REQUIREMENT: In full and without alteration, write out the records.

Stored items from a collection:
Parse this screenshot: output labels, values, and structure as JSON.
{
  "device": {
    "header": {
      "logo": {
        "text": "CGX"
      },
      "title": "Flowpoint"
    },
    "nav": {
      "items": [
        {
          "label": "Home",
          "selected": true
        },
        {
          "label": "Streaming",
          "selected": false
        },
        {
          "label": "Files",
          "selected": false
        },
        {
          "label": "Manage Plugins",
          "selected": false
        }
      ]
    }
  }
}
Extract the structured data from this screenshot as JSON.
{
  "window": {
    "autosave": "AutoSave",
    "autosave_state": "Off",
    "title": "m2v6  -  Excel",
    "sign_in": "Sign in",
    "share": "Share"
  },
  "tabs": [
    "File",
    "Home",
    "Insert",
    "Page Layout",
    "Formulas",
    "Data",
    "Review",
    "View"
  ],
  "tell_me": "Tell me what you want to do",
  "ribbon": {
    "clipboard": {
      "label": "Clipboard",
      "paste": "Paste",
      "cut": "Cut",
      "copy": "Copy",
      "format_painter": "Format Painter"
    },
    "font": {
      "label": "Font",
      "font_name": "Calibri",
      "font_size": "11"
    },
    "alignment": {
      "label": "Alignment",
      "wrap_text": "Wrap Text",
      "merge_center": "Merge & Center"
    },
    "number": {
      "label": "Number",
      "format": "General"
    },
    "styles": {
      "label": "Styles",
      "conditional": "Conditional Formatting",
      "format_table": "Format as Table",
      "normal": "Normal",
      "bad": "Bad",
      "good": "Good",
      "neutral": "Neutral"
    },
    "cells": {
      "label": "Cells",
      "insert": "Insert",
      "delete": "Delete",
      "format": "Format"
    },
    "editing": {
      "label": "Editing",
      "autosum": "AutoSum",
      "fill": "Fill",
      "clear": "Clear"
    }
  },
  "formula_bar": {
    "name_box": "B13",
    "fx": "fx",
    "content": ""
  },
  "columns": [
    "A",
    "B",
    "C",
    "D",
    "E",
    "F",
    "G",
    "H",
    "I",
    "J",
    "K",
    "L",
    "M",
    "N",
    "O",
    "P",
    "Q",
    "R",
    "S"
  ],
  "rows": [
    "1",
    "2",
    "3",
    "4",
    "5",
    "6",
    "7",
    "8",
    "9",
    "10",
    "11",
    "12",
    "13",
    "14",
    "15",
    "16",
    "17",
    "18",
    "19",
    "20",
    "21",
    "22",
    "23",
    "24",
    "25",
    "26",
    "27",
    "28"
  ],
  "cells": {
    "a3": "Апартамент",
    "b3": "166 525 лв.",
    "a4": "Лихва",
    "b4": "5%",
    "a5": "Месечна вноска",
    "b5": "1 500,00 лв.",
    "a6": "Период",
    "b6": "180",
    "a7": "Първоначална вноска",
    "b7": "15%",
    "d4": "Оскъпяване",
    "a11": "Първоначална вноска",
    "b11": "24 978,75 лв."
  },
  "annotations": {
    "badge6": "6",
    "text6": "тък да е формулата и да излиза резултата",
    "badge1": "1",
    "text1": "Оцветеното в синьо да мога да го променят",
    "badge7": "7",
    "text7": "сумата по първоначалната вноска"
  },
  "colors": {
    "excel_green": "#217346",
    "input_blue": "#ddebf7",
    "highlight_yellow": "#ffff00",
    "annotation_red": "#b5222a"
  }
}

YOUR SOLUTION:
Parse this screenshot: output labels, values, and structure as JSON.
{
  "device": {
    "header": {
      "logo": {
        "text": "CGX"
      },
      "title": "Flowpoint"
    },
    "nav": {
      "items": [
        {
          "label": "Home",
          "selected": true
        },
        {
          "label": "Streaming",
          "selected": false
        },
        {
          "label": "Files",
          "selected": false
        },
        {
          "label": "Manage Plugins",
          "selected": false
        }
      ]
    }
  }
}
Extract the structured data from this screenshot as JSON.
{
  "window": {
    "autosave": "AutoSave",
    "autosave_state": "Off",
    "title": "m2v6  -  Excel",
    "sign_in": "Sign in",
    "share": "Share"
  },
  "tabs": [
    "File",
    "Home",
    "Insert",
    "Page Layout",
    "Formulas",
    "Data",
    "Review",
    "View"
  ],
  "tell_me": "Tell me what you want to do",
  "ribbon": {
    "clipboard": {
      "label": "Clipboard",
      "paste": "Paste",
      "cut": "Cut",
      "copy": "Copy",
      "format_painter": "Format Painter"
    },
    "font": {
      "label": "Font",
      "font_name": "Calibri",
      "font_size": "11"
    },
    "alignment": {
      "label": "Alignment",
      "wrap_text": "Wrap Text",
      "merge_center": "Merge & Center"
    },
    "number": {
      "label": "Number",
      "format": "General"
    },
    "styles": {
      "label": "Styles",
      "conditional": "Conditional Formatting",
      "format_table": "Format as Table",
      "normal": "Normal",
      "bad": "Bad",
      "good": "Good",
      "neutral": "Neutral"
    },
    "cells": {
      "label": "Cells",
      "insert": "Insert",
      "delete": "Delete",
      "format": "Format"
    },
    "editing": {
      "label": "Editing",
      "autosum": "AutoSum",
      "fill": "Fill",
      "clear": "Clear"
    }
  },
  "formula_bar": {
    "name_box": "B13",
    "fx": "fx",
    "content": ""
  },
  "columns": [
    "A",
    "B",
    "C",
    "D",
    "E",
    "F",
    "G",
    "H",
    "I",
    "J",
    "K",
    "L",
    "M",
    "N",
    "O",
    "P",
    "Q",
    "R",
    "S"
  ],
  "rows": [
    "1",
    "2",
    "3",
    "4",
    "5",
    "6",
    "7",
    "8",
    "9",
    "10",
    "11",
    "12",
    "13",
    "14",
    "15",
    "16",
    "17",
    "18",
    "19",
    "20",
    "21",
    "22",
    "23",
    "24",
    "25",
    "26",
    "27",
    "28"
  ],
  "cells": {
    "a3": "Апартамент",
    "b3": "166 525 лв.",
    "a4": "Лихва",
    "b4": "5%",
    "a5": "Месечна вноска",
    "b5": "1 500,00 лв.",
    "a6": "Период",
    "b6": "180",
    "a7": "Първоначална вноска",
    "b7": "15%",
    "d4": "Оскъпяване",
    "a11": "Първоначална вноска",
    "b11": "24 978,75 лв."
  },
  "annotations": {
    "badge6": "6",
    "text6": "тък да е формулата и да излиза резултата",
    "badge1": "1",
    "text1": "Оцветеното в синьо да мога да го променят",
    "badge7": "7",
    "text7": "сумата по първоначалната вноска"
  },
  "colors": {
    "excel_green": "#217346",
    "input_blue": "#ddebf7",
    "highlight_yellow": "#ffff00",
    "annotation_red": "#b5222a"
  }
}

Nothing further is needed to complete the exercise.